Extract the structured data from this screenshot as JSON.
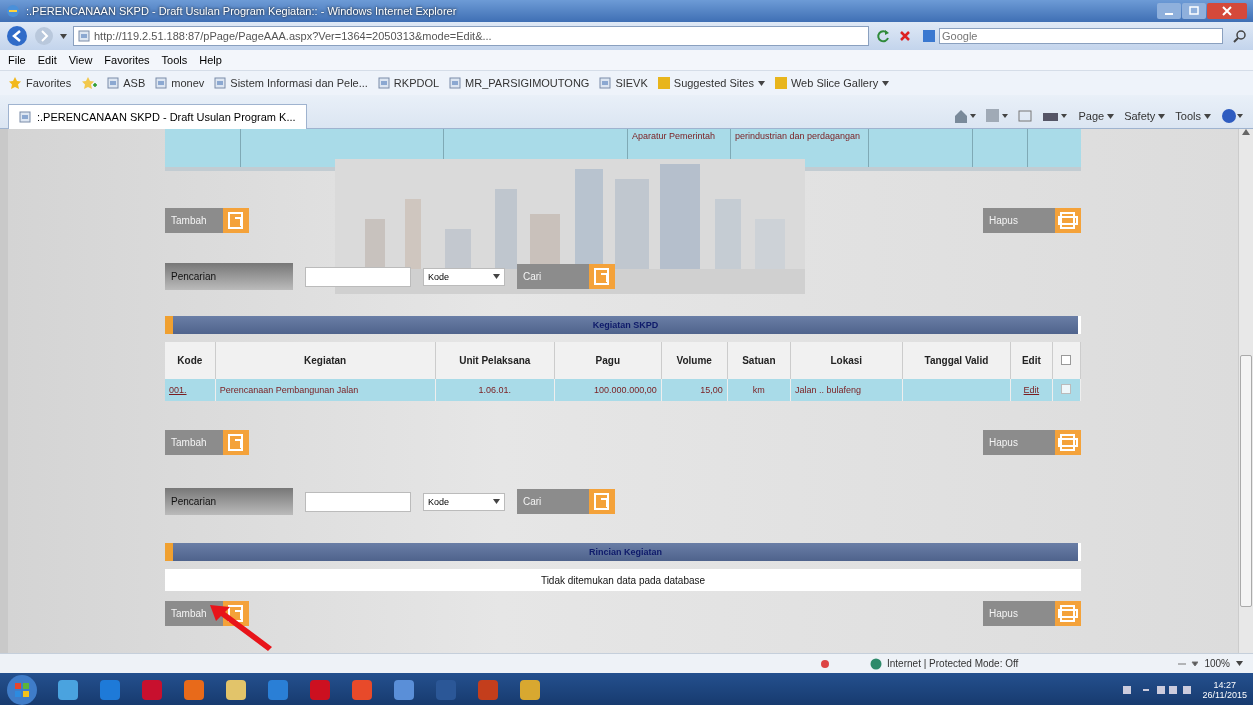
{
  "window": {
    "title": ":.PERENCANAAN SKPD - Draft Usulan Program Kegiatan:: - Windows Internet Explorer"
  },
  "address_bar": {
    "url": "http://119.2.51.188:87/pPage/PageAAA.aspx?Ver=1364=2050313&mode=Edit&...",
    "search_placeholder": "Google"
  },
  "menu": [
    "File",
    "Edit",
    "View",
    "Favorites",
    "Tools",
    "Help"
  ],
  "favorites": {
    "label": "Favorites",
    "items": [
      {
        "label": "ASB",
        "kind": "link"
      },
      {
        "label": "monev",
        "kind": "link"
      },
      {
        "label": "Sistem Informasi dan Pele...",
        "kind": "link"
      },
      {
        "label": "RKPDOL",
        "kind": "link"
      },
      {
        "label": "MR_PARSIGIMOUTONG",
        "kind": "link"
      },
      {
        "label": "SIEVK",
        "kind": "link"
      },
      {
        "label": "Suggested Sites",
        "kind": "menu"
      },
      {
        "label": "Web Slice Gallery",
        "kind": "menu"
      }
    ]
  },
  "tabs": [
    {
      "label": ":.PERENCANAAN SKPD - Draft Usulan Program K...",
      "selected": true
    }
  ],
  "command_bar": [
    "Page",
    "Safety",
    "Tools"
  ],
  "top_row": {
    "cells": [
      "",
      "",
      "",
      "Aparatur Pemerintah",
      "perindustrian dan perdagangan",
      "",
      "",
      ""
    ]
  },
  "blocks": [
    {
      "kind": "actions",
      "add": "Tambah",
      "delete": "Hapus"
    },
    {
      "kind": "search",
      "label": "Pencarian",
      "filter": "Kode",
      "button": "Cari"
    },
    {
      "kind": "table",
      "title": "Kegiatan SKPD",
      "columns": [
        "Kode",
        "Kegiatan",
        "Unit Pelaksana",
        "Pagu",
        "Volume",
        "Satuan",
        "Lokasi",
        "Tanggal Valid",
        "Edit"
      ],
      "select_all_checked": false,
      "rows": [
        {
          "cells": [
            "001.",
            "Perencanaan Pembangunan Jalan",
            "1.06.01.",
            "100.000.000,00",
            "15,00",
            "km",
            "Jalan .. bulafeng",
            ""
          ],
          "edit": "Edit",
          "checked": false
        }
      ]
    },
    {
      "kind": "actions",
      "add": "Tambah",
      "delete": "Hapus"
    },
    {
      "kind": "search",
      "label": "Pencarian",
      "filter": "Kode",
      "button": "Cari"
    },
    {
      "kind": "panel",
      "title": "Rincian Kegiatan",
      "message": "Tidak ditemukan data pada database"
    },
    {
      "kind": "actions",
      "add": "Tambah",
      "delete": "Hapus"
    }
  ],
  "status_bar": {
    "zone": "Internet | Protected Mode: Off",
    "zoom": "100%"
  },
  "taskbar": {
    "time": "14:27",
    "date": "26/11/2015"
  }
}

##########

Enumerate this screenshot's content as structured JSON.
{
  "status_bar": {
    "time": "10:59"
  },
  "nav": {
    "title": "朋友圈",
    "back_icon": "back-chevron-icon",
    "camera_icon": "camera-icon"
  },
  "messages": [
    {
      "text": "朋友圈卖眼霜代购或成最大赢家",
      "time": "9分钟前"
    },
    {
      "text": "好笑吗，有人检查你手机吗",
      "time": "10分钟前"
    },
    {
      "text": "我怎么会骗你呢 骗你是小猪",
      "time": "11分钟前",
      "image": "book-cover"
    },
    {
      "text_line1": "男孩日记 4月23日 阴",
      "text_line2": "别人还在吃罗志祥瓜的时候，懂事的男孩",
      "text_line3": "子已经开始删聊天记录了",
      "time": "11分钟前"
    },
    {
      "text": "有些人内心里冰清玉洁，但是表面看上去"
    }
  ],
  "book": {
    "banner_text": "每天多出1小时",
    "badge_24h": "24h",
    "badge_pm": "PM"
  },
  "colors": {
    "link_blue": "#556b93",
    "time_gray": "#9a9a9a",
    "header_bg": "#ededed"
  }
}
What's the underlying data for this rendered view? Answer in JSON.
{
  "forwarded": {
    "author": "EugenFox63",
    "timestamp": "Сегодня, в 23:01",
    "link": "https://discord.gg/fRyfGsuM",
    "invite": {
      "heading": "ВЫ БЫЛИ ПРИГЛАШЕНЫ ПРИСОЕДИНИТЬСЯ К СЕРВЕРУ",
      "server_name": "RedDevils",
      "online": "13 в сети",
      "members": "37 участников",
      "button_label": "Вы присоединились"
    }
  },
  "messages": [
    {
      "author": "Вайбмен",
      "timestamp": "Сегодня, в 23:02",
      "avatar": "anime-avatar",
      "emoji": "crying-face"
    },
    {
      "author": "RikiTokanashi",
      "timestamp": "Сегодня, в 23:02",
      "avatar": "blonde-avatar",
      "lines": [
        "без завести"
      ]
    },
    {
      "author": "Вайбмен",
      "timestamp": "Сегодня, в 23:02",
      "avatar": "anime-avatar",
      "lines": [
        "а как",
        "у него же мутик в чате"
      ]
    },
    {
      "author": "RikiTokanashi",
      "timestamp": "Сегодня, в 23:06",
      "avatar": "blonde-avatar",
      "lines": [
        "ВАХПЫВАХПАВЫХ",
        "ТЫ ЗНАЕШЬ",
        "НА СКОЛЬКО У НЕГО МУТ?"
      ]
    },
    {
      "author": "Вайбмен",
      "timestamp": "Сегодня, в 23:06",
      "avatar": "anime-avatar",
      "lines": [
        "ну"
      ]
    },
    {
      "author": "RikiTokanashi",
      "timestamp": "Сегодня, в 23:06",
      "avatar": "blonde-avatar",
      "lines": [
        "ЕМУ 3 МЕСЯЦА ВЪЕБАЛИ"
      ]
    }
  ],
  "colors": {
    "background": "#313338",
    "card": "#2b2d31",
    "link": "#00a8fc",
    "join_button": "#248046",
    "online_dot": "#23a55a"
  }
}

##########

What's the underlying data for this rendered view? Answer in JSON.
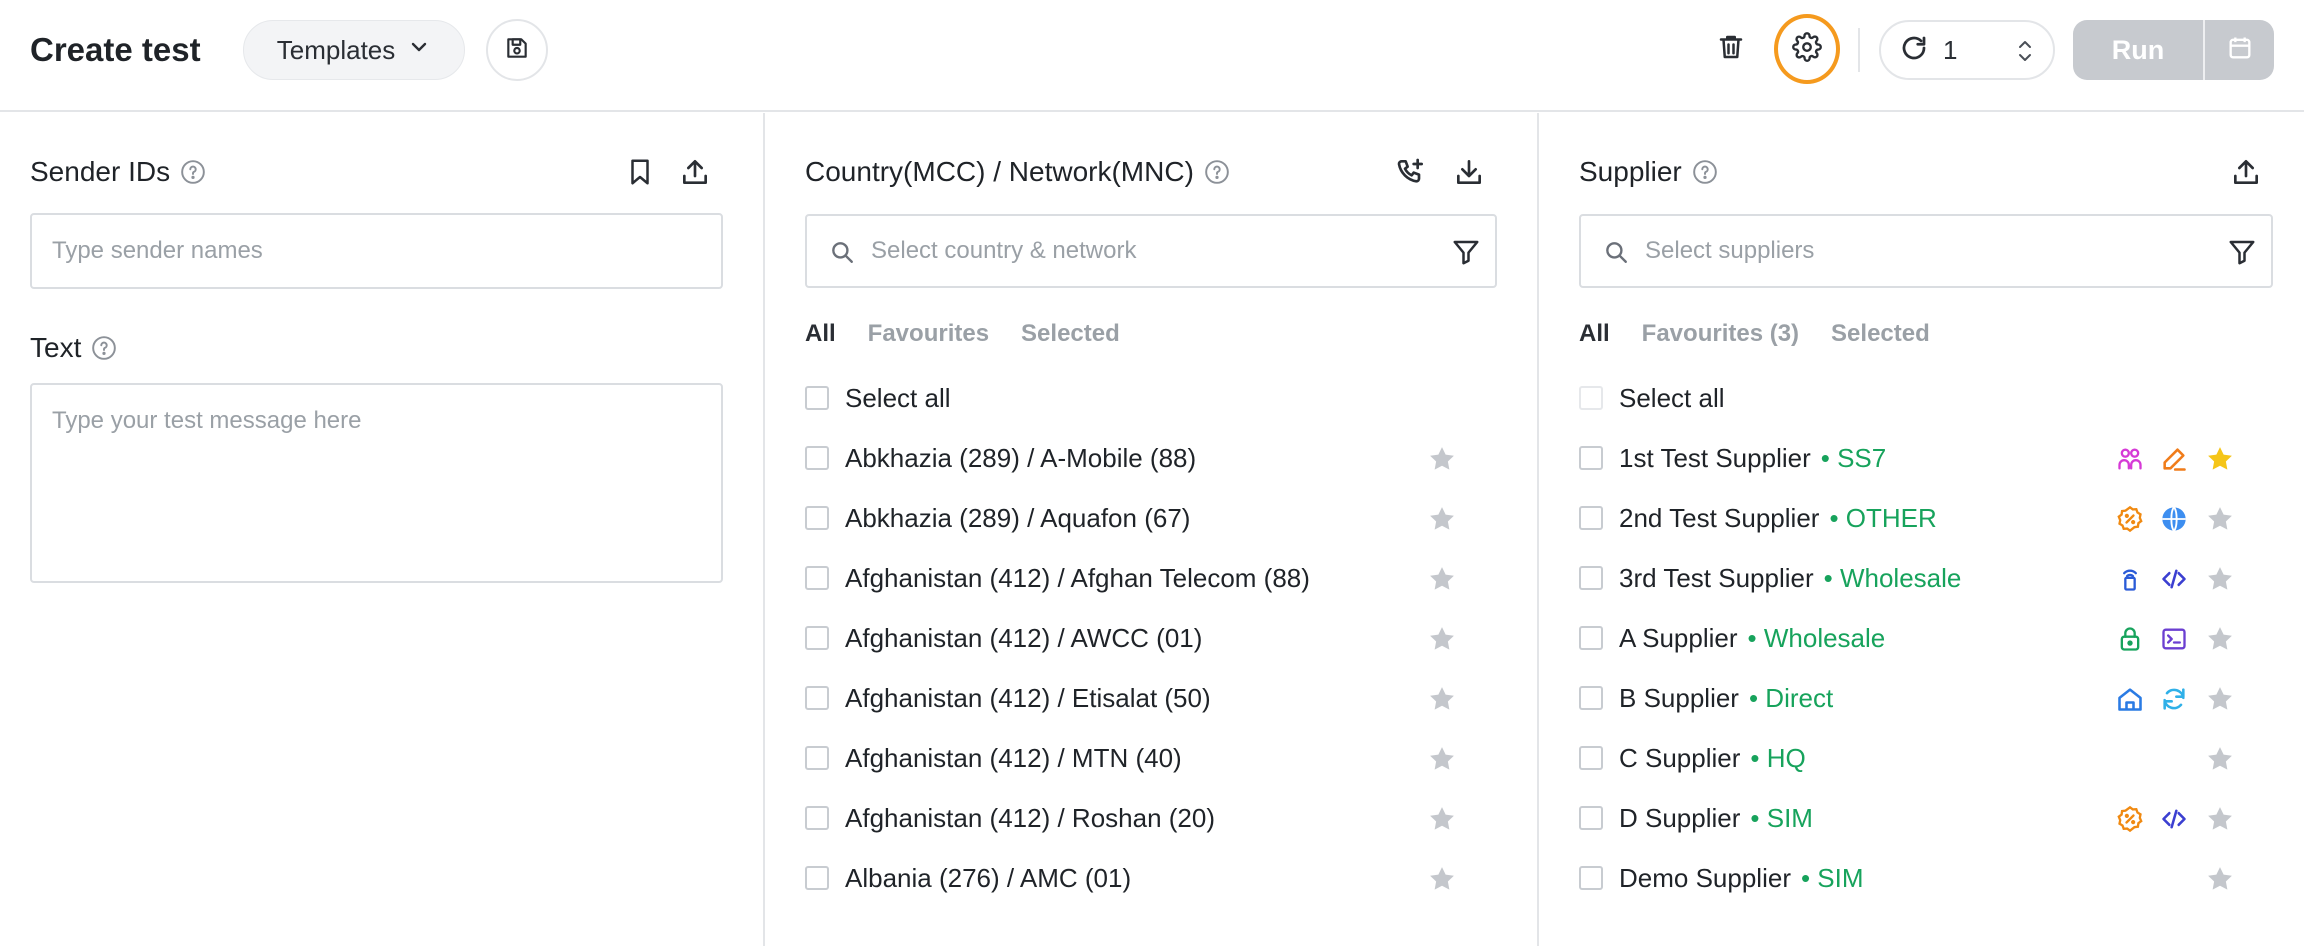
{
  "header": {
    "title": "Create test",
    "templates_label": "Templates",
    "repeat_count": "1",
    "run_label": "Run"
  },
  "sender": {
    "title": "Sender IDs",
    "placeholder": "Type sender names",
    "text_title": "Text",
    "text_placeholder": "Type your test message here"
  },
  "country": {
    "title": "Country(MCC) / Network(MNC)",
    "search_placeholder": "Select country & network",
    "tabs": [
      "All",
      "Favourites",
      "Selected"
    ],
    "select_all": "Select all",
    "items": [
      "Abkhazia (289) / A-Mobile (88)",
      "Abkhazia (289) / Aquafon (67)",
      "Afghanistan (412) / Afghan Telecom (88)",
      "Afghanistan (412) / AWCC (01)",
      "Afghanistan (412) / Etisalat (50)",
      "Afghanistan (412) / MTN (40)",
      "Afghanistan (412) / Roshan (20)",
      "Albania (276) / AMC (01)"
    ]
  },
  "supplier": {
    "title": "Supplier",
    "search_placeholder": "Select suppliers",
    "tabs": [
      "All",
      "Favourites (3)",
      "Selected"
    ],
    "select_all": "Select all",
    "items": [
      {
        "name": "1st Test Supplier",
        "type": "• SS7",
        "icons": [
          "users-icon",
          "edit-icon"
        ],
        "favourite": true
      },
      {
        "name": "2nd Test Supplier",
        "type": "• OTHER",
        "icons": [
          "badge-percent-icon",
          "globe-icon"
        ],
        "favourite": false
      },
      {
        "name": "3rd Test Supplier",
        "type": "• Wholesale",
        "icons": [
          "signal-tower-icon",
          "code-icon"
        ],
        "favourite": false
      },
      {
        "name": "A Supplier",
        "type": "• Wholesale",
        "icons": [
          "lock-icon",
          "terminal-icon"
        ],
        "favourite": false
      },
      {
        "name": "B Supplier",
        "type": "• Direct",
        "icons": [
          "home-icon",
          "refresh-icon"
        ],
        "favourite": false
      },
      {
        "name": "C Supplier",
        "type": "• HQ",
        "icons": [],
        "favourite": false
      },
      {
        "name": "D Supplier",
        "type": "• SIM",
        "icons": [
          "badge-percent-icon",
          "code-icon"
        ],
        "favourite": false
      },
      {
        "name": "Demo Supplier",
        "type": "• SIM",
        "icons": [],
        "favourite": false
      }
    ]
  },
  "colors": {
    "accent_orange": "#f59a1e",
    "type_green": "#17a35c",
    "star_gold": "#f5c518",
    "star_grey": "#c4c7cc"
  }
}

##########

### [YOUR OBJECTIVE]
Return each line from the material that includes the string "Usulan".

### [TASK RESPONSE]
    "title": ":.PERENCANAAN SKPD - Draft Usulan Program Kegiatan:: - Windows Internet Explorer"
      "label": ":.PERENCANAAN SKPD - Draft Usulan Program K...",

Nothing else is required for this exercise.